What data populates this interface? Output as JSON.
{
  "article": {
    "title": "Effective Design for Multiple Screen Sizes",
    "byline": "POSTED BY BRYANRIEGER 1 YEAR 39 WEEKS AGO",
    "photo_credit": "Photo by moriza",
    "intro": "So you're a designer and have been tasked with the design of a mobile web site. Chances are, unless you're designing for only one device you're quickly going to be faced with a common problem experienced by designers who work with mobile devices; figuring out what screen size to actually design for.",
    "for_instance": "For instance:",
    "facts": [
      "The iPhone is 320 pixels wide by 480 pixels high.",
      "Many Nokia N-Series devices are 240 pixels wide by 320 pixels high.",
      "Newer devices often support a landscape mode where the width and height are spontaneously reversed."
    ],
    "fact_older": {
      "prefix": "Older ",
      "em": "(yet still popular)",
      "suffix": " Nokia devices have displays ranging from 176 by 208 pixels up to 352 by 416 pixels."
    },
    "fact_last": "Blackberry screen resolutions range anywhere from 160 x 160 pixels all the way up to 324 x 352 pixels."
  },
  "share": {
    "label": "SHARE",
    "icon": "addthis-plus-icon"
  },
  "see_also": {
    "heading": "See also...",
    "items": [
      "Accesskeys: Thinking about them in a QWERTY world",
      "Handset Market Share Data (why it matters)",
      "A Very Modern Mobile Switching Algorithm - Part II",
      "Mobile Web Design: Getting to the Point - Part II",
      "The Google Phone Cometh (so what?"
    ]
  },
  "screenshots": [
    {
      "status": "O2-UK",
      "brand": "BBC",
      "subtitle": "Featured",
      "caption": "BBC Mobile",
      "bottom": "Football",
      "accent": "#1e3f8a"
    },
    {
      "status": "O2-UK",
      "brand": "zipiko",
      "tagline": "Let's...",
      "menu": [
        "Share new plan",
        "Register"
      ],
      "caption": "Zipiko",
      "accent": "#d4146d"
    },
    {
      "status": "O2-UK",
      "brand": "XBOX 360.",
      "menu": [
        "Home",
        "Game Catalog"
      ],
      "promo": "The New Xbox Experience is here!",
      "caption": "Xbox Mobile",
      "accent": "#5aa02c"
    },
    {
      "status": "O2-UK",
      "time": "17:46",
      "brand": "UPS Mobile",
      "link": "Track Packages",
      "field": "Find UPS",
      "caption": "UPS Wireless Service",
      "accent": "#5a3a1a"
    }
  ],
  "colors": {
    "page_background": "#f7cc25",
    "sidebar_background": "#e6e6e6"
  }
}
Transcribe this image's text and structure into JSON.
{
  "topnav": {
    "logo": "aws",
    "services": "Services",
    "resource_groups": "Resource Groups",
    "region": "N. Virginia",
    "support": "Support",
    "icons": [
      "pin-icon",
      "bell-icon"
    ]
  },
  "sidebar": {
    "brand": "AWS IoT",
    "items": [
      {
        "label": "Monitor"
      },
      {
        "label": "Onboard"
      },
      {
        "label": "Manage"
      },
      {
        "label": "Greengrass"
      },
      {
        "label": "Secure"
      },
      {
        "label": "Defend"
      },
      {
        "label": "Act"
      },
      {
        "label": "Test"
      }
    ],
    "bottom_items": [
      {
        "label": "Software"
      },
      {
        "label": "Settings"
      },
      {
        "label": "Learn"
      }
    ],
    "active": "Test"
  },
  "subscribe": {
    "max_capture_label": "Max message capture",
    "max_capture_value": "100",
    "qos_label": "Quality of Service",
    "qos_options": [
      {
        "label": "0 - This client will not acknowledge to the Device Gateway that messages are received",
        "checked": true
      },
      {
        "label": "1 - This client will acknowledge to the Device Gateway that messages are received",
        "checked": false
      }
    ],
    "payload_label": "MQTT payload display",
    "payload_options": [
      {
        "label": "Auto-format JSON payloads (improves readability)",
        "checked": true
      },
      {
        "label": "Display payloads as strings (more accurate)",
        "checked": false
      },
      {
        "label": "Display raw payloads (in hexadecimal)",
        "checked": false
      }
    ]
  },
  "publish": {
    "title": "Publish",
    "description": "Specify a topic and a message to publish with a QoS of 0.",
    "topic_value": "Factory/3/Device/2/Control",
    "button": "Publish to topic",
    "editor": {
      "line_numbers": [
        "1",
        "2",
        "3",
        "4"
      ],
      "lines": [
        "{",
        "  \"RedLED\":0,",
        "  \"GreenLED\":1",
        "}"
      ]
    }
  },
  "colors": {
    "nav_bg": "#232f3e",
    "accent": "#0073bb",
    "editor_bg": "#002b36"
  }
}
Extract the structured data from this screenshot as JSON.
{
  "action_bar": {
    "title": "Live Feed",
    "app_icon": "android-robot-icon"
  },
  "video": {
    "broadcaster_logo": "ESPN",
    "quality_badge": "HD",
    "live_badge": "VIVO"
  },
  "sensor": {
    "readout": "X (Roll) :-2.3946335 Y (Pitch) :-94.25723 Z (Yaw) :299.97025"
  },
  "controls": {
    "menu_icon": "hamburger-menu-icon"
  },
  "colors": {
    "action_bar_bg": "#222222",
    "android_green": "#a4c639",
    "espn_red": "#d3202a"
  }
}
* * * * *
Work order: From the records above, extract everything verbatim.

Exercise output:
What data populates this interface? Output as JSON.
{
  "article": {
    "title": "Effective Design for Multiple Screen Sizes",
    "byline": "POSTED BY BRYANRIEGER 1 YEAR 39 WEEKS AGO",
    "photo_credit": "Photo by moriza",
    "intro": "So you're a designer and have been tasked with the design of a mobile web site. Chances are, unless you're designing for only one device you're quickly going to be faced with a common problem experienced by designers who work with mobile devices; figuring out what screen size to actually design for.",
    "for_instance": "For instance:",
    "facts": [
      "The iPhone is 320 pixels wide by 480 pixels high.",
      "Many Nokia N-Series devices are 240 pixels wide by 320 pixels high.",
      "Newer devices often support a landscape mode where the width and height are spontaneously reversed."
    ],
    "fact_older": {
      "prefix": "Older ",
      "em": "(yet still popular)",
      "suffix": " Nokia devices have displays ranging from 176 by 208 pixels up to 352 by 416 pixels."
    },
    "fact_last": "Blackberry screen resolutions range anywhere from 160 x 160 pixels all the way up to 324 x 352 pixels."
  },
  "share": {
    "label": "SHARE",
    "icon": "addthis-plus-icon"
  },
  "see_also": {
    "heading": "See also...",
    "items": [
      "Accesskeys: Thinking about them in a QWERTY world",
      "Handset Market Share Data (why it matters)",
      "A Very Modern Mobile Switching Algorithm - Part II",
      "Mobile Web Design: Getting to the Point - Part II",
      "The Google Phone Cometh (so what?"
    ]
  },
  "screenshots": [
    {
      "status": "O2-UK",
      "brand": "BBC",
      "subtitle": "Featured",
      "caption": "BBC Mobile",
      "bottom": "Football",
      "accent": "#1e3f8a"
    },
    {
      "status": "O2-UK",
      "brand": "zipiko",
      "tagline": "Let's...",
      "menu": [
        "Share new plan",
        "Register"
      ],
      "caption": "Zipiko",
      "accent": "#d4146d"
    },
    {
      "status": "O2-UK",
      "brand": "XBOX 360.",
      "menu": [
        "Home",
        "Game Catalog"
      ],
      "promo": "The New Xbox Experience is here!",
      "caption": "Xbox Mobile",
      "accent": "#5aa02c"
    },
    {
      "status": "O2-UK",
      "time": "17:46",
      "brand": "UPS Mobile",
      "link": "Track Packages",
      "field": "Find UPS",
      "caption": "UPS Wireless Service",
      "accent": "#5a3a1a"
    }
  ],
  "colors": {
    "page_background": "#f7cc25",
    "sidebar_background": "#e6e6e6"
  }
}
Transcribe this image's text and structure into JSON.
{
  "topnav": {
    "logo": "aws",
    "services": "Services",
    "resource_groups": "Resource Groups",
    "region": "N. Virginia",
    "support": "Support",
    "icons": [
      "pin-icon",
      "bell-icon"
    ]
  },
  "sidebar": {
    "brand": "AWS IoT",
    "items": [
      {
        "label": "Monitor"
      },
      {
        "label": "Onboard"
      },
      {
        "label": "Manage"
      },
      {
        "label": "Greengrass"
      },
      {
        "label": "Secure"
      },
      {
        "label": "Defend"
      },
      {
        "label": "Act"
      },
      {
        "label": "Test"
      }
    ],
    "bottom_items": [
      {
        "label": "Software"
      },
      {
        "label": "Settings"
      },
      {
        "label": "Learn"
      }
    ],
    "active": "Test"
  },
  "subscribe": {
    "max_capture_label": "Max message capture",
    "max_capture_value": "100",
    "qos_label": "Quality of Service",
    "qos_options": [
      {
        "label": "0 - This client will not acknowledge to the Device Gateway that messages are received",
        "checked": true
      },
      {
        "label": "1 - This client will acknowledge to the Device Gateway that messages are received",
        "checked": false
      }
    ],
    "payload_label": "MQTT payload display",
    "payload_options": [
      {
        "label": "Auto-format JSON payloads (improves readability)",
        "checked": true
      },
      {
        "label": "Display payloads as strings (more accurate)",
        "checked": false
      },
      {
        "label": "Display raw payloads (in hexadecimal)",
        "checked": false
      }
    ]
  },
  "publish": {
    "title": "Publish",
    "description": "Specify a topic and a message to publish with a QoS of 0.",
    "topic_value": "Factory/3/Device/2/Control",
    "button": "Publish to topic",
    "editor": {
      "line_numbers": [
        "1",
        "2",
        "3",
        "4"
      ],
      "lines": [
        "{",
        "  \"RedLED\":0,",
        "  \"GreenLED\":1",
        "}"
      ]
    }
  },
  "colors": {
    "nav_bg": "#232f3e",
    "accent": "#0073bb",
    "editor_bg": "#002b36"
  }
}
Extract the structured data from this screenshot as JSON.
{
  "action_bar": {
    "title": "Live Feed",
    "app_icon": "android-robot-icon"
  },
  "video": {
    "broadcaster_logo": "ESPN",
    "quality_badge": "HD",
    "live_badge": "VIVO"
  },
  "sensor": {
    "readout": "X (Roll) :-2.3946335 Y (Pitch) :-94.25723 Z (Yaw) :299.97025"
  },
  "controls": {
    "menu_icon": "hamburger-menu-icon"
  },
  "colors": {
    "action_bar_bg": "#222222",
    "android_green": "#a4c639",
    "espn_red": "#d3202a"
  }
}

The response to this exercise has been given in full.